Forty patients in seven states recently suffered personal injury after receiving a non-sterile intravenous solution intended for training purposes on high-tech dummies.
In May of 2014, Wallcur, a San Diego-based company, shipped simulated IV saline solution labeled “for clinical simulation.” Wallcur manufactures pseudo-clinical products intended for use in training healthcare students. The training product may have been mistakenly shipped to medical clinics, surgical centers and urgent care facilities from a distributor instead of directly from Wallcur. One patient died after receiving the simulated solution, although the exact cause of the death remains unknown.
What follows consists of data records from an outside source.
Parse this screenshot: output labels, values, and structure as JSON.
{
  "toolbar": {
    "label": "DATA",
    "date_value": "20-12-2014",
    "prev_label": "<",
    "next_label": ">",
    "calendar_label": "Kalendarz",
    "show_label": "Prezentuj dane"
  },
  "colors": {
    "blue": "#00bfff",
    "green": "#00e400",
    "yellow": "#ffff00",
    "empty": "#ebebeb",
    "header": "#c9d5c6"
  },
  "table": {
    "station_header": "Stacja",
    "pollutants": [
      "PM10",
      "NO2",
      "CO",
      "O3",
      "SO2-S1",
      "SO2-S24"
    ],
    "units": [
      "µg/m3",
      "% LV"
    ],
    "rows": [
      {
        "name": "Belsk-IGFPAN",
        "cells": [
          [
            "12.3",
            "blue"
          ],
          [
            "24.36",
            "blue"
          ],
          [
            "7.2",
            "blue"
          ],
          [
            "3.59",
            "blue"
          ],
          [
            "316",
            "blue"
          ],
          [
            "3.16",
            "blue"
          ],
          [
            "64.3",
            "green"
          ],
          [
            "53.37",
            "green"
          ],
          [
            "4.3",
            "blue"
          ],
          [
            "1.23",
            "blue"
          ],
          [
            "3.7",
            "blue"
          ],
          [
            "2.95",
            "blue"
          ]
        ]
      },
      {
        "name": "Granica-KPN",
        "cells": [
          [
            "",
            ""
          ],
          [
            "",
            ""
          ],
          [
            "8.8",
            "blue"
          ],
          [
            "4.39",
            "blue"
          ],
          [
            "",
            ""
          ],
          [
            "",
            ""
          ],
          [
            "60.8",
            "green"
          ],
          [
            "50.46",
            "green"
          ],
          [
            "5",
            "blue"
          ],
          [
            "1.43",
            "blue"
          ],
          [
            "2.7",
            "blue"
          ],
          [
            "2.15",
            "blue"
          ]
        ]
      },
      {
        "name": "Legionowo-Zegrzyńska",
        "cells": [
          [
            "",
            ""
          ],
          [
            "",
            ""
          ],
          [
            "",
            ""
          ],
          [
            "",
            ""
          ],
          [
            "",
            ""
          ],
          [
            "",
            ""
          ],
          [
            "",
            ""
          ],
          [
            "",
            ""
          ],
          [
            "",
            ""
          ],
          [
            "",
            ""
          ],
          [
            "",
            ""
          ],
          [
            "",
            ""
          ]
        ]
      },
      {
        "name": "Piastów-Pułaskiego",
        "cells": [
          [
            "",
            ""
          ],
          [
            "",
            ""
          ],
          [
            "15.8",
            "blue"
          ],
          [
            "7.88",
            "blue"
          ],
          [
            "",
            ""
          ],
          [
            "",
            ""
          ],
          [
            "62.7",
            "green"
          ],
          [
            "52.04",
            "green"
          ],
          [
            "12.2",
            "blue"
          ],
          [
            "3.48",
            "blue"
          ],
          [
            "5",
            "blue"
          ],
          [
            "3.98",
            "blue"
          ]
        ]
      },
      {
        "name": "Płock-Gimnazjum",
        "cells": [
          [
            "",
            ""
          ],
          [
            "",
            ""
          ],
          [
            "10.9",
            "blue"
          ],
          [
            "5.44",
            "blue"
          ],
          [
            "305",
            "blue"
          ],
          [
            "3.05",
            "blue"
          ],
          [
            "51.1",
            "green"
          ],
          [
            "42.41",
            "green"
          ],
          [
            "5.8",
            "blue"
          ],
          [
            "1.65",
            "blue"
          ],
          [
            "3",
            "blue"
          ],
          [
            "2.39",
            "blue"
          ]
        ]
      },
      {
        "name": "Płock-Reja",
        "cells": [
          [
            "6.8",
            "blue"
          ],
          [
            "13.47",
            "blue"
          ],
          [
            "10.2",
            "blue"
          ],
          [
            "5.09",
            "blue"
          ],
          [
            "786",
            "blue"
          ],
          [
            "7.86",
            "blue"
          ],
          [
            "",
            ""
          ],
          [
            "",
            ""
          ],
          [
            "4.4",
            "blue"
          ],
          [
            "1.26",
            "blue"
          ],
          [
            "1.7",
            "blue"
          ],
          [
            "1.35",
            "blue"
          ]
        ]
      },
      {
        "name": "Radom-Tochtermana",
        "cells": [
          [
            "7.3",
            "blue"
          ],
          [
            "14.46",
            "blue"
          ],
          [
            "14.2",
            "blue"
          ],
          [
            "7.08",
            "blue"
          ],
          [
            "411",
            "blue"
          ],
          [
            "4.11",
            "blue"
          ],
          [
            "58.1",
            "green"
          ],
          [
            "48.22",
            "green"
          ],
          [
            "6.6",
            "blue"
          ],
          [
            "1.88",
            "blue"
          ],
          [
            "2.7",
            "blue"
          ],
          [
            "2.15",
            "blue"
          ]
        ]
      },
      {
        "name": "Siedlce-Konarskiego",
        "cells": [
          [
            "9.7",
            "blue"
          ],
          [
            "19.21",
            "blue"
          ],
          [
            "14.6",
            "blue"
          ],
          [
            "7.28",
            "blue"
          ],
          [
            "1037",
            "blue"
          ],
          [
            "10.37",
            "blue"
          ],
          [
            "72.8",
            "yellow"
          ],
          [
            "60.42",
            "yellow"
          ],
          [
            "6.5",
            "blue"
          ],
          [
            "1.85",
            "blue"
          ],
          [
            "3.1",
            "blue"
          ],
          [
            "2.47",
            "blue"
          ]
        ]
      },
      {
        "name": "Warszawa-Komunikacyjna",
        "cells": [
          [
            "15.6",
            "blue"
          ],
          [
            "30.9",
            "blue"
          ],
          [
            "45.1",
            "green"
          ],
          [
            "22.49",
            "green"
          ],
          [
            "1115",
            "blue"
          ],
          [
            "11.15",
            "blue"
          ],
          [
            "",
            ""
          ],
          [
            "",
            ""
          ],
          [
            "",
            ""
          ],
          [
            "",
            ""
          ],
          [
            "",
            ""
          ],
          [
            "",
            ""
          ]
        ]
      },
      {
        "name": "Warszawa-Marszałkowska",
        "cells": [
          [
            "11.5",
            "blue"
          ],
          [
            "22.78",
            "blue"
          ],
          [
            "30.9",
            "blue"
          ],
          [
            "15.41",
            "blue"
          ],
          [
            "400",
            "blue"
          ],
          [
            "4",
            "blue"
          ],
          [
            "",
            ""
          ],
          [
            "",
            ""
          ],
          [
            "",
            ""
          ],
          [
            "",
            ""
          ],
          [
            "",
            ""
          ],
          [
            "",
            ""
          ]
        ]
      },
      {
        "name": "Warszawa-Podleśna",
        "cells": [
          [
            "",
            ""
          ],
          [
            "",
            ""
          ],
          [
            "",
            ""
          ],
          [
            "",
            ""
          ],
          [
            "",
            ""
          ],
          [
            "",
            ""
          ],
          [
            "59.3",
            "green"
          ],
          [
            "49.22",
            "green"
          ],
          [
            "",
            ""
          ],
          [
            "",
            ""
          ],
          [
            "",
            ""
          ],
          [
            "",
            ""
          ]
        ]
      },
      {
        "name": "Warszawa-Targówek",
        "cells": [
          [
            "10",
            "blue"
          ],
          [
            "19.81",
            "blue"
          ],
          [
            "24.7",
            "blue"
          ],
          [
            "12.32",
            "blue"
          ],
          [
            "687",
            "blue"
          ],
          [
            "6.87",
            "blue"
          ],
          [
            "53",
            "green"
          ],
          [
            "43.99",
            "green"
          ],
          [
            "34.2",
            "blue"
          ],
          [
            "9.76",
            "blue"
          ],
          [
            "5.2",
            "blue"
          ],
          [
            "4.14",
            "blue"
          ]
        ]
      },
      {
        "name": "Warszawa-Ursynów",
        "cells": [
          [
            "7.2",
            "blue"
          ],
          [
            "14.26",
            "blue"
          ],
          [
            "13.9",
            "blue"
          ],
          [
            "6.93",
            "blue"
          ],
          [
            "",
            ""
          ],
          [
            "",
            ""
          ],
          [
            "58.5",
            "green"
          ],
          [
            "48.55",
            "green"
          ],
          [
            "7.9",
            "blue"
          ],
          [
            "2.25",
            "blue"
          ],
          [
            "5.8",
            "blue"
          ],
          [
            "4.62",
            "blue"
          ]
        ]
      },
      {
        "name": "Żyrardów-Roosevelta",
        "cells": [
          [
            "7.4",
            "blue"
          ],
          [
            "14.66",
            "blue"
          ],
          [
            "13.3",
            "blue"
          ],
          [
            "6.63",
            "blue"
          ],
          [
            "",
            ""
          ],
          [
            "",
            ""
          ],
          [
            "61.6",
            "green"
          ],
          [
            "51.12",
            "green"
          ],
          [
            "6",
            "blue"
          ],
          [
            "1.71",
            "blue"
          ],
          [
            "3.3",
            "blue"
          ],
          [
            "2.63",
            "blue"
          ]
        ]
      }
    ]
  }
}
The subject of a multi-state investigation by the Food and Drug Administration (FDA) and the Centers for Disease Control and Prevention (CDC), this case echoes a multistate meningitis outbreak in October 2012, which occurred due to the injection of contaminated steroid solution shipped from a New England compounding pharmacy. The contaminated solution ultimately injured 751 people and killed 64 across the United States.
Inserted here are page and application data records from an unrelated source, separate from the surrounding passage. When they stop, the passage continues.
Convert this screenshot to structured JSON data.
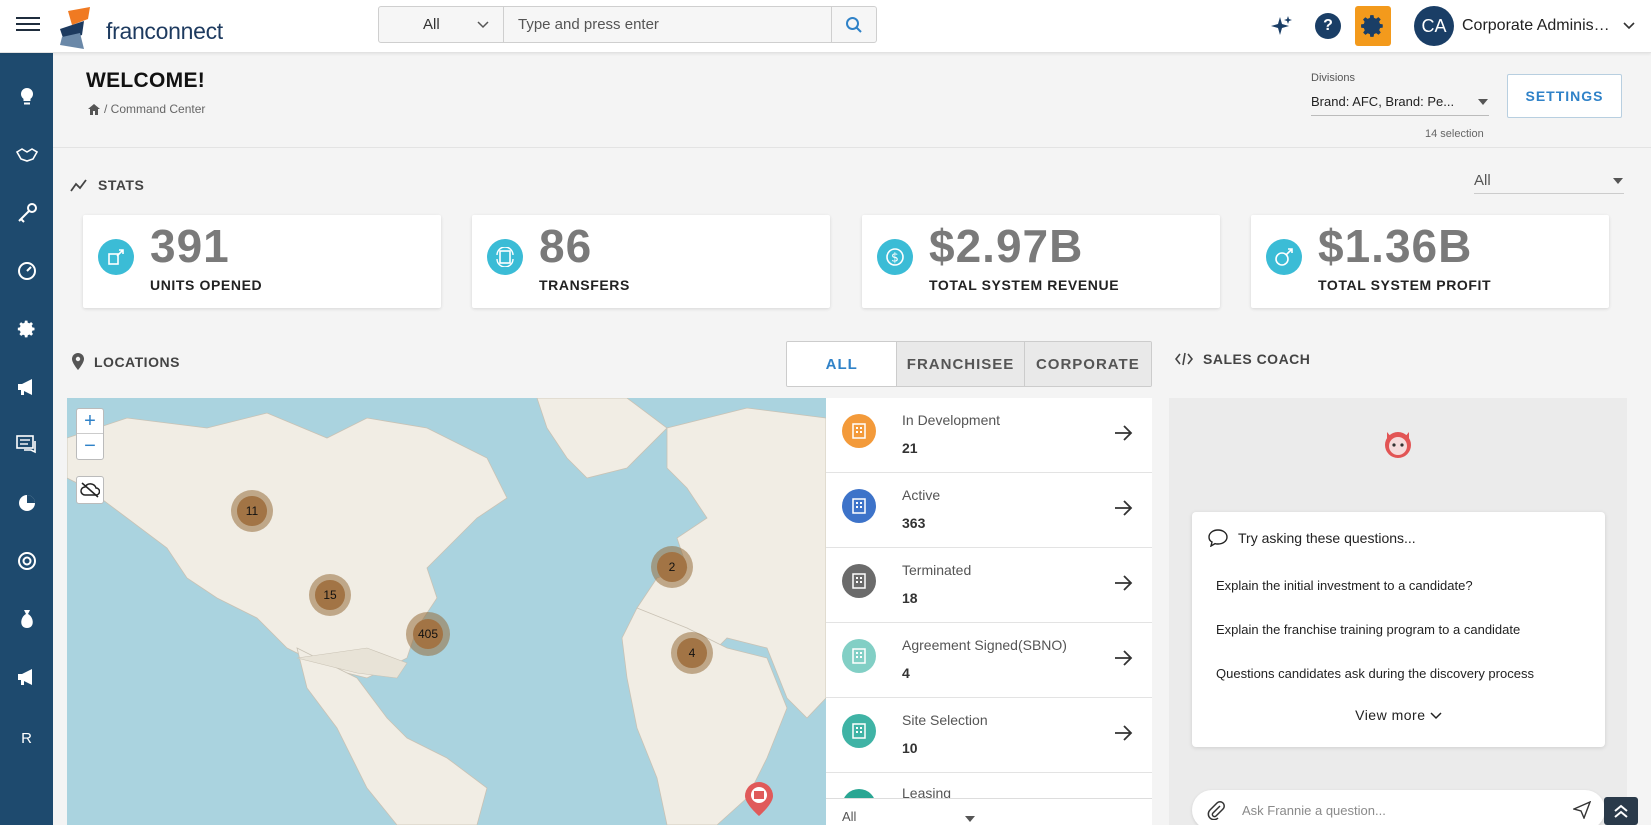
{
  "topbar": {
    "logo_text": "franconnect",
    "search_scope": "All",
    "search_placeholder": "Type and press enter",
    "avatar_initials": "CA",
    "user_name": "Corporate Administr..."
  },
  "sidebar": {
    "items": [
      "lightbulb-icon",
      "handshake-icon",
      "key-icon",
      "gauge-icon",
      "gear-icon",
      "megaphone-icon",
      "chat-icon",
      "pie-icon",
      "lifebuoy-icon",
      "money-bag-icon",
      "megaphone-icon"
    ],
    "letter": "R"
  },
  "header": {
    "title": "WELCOME!",
    "breadcrumb": "/ Command Center",
    "divisions_label": "Divisions",
    "divisions_value": "Brand: AFC, Brand: Pe...",
    "divisions_count": "14 selection",
    "settings_label": "SETTINGS"
  },
  "stats": {
    "title": "STATS",
    "filter": "All",
    "cards": [
      {
        "value": "391",
        "label": "UNITS OPENED"
      },
      {
        "value": "86",
        "label": "TRANSFERS"
      },
      {
        "value": "$2.97B",
        "label": "TOTAL SYSTEM REVENUE"
      },
      {
        "value": "$1.36B",
        "label": "TOTAL SYSTEM PROFIT"
      }
    ]
  },
  "locations": {
    "title": "LOCATIONS",
    "tabs": [
      "ALL",
      "FRANCHISEE",
      "CORPORATE"
    ],
    "clusters": [
      "11",
      "15",
      "405",
      "2",
      "4"
    ],
    "statuses": [
      {
        "name": "In Development",
        "count": "21",
        "color": "#f39a3a"
      },
      {
        "name": "Active",
        "count": "363",
        "color": "#3d73c9"
      },
      {
        "name": "Terminated",
        "count": "18",
        "color": "#6b6b6b"
      },
      {
        "name": "Agreement Signed(SBNO)",
        "count": "4",
        "color": "#82cfc5"
      },
      {
        "name": "Site Selection",
        "count": "10",
        "color": "#3fb3a5"
      },
      {
        "name": "Leasing",
        "count": "",
        "color": "#2aa693"
      }
    ],
    "footer_filter": "All"
  },
  "coach": {
    "title": "SALES COACH",
    "prompt_heading": "Try asking these questions...",
    "questions": [
      "Explain the initial investment to a candidate?",
      "Explain the franchise training program to a candidate",
      "Questions candidates ask during the discovery process"
    ],
    "view_more": "View more",
    "ask_placeholder": "Ask Frannie a question..."
  },
  "colors": {
    "sidebar": "#1e4a6e",
    "accent": "#2f82c8",
    "orange": "#f39a1c",
    "stat_icon": "#3bbcd6"
  }
}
Some key points about the incident include:
- Injury to patients due to injection of the training saline occurred in Idaho, Colorado, Georgia, Louisiana, New York, North Carolina and Florida.
- Patients injected with the simulated saline usually report immediate effects including headache, fever, chills and aches.
The simulated saline is not defective, but was wrongly shipped to medical clinics instead of training facilities.
- The bags are labeled Wallcur, Practi-products, For clinical simulation.
Investigation continues into how training solutions were distributed to care facilities. If you, or a loved one, suffer harm from receiving the wrong medication or medical product, speak with an experienced personal injury attorney in Georgia.